◆ **Data to examine**:

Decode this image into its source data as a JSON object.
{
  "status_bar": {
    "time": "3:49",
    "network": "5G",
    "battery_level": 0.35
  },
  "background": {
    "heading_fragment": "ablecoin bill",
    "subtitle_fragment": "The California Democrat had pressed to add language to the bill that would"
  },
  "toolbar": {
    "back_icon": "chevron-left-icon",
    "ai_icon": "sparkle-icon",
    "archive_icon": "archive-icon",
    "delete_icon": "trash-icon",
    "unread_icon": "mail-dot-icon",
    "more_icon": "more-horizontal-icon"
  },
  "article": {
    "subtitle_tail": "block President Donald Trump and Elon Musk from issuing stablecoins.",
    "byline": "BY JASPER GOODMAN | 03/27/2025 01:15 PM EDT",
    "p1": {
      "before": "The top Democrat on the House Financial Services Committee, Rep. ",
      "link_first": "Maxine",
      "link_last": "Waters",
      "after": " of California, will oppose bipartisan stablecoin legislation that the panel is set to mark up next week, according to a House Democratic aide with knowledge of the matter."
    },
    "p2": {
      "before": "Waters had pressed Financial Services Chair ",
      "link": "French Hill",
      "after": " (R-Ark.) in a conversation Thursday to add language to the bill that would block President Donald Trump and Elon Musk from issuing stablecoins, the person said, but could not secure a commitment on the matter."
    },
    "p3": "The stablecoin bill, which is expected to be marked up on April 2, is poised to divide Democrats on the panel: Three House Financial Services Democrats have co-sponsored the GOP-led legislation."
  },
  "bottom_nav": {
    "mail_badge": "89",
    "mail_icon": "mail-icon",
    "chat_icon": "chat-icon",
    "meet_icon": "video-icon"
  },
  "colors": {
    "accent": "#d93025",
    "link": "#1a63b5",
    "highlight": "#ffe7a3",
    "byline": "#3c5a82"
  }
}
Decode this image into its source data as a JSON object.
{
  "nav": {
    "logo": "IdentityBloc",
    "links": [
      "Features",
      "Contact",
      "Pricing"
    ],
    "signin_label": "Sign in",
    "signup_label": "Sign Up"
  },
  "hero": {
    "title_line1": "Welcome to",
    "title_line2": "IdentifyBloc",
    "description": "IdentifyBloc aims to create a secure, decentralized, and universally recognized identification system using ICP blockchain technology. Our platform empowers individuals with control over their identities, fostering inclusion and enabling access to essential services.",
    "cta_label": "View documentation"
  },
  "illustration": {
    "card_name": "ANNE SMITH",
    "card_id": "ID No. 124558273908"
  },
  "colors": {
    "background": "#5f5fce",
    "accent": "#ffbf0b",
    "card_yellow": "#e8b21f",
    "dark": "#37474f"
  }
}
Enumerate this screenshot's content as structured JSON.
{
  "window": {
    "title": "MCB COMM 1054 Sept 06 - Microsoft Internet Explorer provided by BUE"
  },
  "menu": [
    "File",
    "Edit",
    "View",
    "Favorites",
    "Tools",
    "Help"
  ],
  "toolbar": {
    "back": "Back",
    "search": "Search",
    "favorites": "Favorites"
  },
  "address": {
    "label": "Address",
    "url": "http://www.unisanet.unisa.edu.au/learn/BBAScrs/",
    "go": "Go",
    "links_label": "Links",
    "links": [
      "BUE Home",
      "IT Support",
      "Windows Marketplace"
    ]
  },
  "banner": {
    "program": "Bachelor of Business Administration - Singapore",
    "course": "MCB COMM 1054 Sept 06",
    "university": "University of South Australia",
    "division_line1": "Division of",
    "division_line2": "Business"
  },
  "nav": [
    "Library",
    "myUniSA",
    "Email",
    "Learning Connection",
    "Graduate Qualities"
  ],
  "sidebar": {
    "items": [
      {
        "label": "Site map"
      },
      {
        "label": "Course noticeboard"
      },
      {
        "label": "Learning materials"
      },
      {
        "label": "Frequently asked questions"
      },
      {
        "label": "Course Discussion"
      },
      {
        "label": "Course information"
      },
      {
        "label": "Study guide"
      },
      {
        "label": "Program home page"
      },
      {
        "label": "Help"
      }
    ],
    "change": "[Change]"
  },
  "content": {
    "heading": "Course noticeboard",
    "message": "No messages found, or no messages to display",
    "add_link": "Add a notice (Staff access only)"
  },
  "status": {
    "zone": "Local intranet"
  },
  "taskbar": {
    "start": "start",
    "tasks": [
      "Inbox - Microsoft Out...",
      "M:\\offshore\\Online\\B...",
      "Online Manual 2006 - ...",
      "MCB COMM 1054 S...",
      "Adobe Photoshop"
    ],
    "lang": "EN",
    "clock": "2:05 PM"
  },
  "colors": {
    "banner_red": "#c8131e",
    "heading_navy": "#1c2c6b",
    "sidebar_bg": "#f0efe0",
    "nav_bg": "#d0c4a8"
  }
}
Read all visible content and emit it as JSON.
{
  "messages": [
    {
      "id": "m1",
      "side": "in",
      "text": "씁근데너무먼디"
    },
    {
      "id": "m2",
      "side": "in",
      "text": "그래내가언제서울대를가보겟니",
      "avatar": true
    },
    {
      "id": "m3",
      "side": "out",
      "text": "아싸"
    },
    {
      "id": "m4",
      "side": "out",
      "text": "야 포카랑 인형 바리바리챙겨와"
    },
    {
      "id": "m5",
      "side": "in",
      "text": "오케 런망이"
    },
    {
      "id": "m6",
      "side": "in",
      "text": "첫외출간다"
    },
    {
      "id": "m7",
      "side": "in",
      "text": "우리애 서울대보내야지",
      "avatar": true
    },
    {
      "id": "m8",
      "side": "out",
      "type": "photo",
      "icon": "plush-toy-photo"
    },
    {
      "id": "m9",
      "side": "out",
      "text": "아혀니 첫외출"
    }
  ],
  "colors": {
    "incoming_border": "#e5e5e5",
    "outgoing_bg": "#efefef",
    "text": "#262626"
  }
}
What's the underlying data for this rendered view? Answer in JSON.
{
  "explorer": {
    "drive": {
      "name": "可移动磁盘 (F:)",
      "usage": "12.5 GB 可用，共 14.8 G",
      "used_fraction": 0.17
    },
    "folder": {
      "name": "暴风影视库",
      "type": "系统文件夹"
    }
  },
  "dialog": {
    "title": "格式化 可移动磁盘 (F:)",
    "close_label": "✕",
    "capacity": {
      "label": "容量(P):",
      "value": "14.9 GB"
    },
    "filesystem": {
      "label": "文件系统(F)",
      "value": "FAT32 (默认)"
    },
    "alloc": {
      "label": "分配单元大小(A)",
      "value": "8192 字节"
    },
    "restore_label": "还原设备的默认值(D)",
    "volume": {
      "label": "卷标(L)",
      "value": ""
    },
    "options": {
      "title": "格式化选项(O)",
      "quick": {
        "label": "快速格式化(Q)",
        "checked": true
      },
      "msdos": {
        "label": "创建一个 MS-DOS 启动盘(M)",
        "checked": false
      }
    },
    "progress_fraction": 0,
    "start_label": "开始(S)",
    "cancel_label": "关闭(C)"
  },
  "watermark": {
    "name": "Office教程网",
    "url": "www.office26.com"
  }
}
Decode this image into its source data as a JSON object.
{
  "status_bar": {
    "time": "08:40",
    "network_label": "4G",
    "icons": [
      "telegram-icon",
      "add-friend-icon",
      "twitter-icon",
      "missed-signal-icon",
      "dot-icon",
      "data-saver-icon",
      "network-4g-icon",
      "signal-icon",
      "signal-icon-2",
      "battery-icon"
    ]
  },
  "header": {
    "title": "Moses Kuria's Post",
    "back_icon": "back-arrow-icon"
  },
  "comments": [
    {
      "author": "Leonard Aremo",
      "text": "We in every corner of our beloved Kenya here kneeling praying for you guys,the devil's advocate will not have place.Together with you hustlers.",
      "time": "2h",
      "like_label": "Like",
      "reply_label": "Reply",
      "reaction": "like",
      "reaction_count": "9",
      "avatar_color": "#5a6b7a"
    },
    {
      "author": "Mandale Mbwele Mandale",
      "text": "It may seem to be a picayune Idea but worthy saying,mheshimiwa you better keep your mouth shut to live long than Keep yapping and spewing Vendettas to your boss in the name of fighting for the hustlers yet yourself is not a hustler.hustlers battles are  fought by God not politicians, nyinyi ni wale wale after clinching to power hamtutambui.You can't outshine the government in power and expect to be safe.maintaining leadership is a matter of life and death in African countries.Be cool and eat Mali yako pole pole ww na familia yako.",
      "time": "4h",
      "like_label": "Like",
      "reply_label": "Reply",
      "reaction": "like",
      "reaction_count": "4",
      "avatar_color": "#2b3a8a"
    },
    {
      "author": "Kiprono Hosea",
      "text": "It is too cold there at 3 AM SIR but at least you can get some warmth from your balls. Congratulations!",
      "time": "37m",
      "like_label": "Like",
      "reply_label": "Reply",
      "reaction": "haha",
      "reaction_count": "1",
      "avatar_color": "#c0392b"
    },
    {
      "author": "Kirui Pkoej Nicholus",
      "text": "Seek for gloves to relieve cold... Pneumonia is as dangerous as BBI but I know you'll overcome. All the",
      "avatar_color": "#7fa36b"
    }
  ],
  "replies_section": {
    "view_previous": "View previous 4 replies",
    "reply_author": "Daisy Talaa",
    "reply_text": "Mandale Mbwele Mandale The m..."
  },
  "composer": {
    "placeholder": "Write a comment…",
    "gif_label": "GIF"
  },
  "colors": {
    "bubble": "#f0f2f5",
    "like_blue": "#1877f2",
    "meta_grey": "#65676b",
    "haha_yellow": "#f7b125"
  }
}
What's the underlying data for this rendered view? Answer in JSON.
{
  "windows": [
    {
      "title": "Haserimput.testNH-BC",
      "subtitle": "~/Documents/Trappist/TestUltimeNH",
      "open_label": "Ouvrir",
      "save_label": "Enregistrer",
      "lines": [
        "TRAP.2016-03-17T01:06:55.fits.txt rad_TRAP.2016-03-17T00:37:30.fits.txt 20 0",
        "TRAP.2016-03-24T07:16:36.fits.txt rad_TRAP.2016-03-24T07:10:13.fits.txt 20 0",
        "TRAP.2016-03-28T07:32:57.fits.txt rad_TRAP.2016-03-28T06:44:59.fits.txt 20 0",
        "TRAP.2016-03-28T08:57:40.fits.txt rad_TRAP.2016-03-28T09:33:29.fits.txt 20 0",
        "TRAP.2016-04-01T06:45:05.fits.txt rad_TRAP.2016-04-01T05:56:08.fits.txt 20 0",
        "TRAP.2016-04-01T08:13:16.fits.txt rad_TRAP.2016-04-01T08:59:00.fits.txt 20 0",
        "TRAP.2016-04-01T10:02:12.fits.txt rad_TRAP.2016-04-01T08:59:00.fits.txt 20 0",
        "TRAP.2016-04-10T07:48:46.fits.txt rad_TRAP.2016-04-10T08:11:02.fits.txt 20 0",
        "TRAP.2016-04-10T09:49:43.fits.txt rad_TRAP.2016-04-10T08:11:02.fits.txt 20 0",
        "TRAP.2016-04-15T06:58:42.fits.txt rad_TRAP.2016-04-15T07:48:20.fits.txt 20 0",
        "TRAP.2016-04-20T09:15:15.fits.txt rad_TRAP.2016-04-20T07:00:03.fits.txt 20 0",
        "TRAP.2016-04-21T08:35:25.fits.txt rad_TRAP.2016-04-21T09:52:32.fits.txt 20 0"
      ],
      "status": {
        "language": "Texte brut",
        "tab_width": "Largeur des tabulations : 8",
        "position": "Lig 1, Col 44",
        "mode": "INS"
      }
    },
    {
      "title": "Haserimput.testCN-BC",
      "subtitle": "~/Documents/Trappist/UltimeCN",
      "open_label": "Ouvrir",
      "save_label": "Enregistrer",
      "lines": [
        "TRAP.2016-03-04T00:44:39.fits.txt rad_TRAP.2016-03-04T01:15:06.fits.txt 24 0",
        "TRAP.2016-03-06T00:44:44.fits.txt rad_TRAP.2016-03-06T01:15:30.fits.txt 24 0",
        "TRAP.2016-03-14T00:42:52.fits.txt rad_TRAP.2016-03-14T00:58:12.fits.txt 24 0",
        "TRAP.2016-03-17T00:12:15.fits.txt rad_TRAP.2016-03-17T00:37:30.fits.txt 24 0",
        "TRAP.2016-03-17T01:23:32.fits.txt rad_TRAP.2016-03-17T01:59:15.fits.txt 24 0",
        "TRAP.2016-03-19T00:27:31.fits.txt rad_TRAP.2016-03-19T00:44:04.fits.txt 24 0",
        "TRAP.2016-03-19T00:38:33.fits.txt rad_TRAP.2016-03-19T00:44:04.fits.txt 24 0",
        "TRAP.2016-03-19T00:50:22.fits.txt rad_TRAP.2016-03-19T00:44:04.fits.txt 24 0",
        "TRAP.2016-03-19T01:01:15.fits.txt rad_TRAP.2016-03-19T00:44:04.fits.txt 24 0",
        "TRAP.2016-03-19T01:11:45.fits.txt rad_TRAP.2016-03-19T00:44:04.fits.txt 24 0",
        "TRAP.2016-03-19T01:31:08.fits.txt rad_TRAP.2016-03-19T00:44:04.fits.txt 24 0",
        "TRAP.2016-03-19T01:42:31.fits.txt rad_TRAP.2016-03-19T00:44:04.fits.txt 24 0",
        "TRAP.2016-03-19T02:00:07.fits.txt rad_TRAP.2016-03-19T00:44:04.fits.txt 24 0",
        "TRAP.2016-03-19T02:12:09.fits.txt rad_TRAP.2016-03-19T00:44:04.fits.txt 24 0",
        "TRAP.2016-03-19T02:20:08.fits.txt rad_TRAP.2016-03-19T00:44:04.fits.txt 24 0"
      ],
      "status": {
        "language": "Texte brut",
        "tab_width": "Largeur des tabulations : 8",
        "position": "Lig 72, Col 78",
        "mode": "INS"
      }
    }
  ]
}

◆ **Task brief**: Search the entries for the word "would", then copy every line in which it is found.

◆ **Written reply**:
    "subtitle_fragment": "The California Democrat had pressed to add language to the bill that would"
      "after": " (R-Ark.) in a conversation Thursday to add language to the bill that would block President Donald Trump and Elon Musk from issuing stablecoins, the person said, but could not secure a commitment on the matter."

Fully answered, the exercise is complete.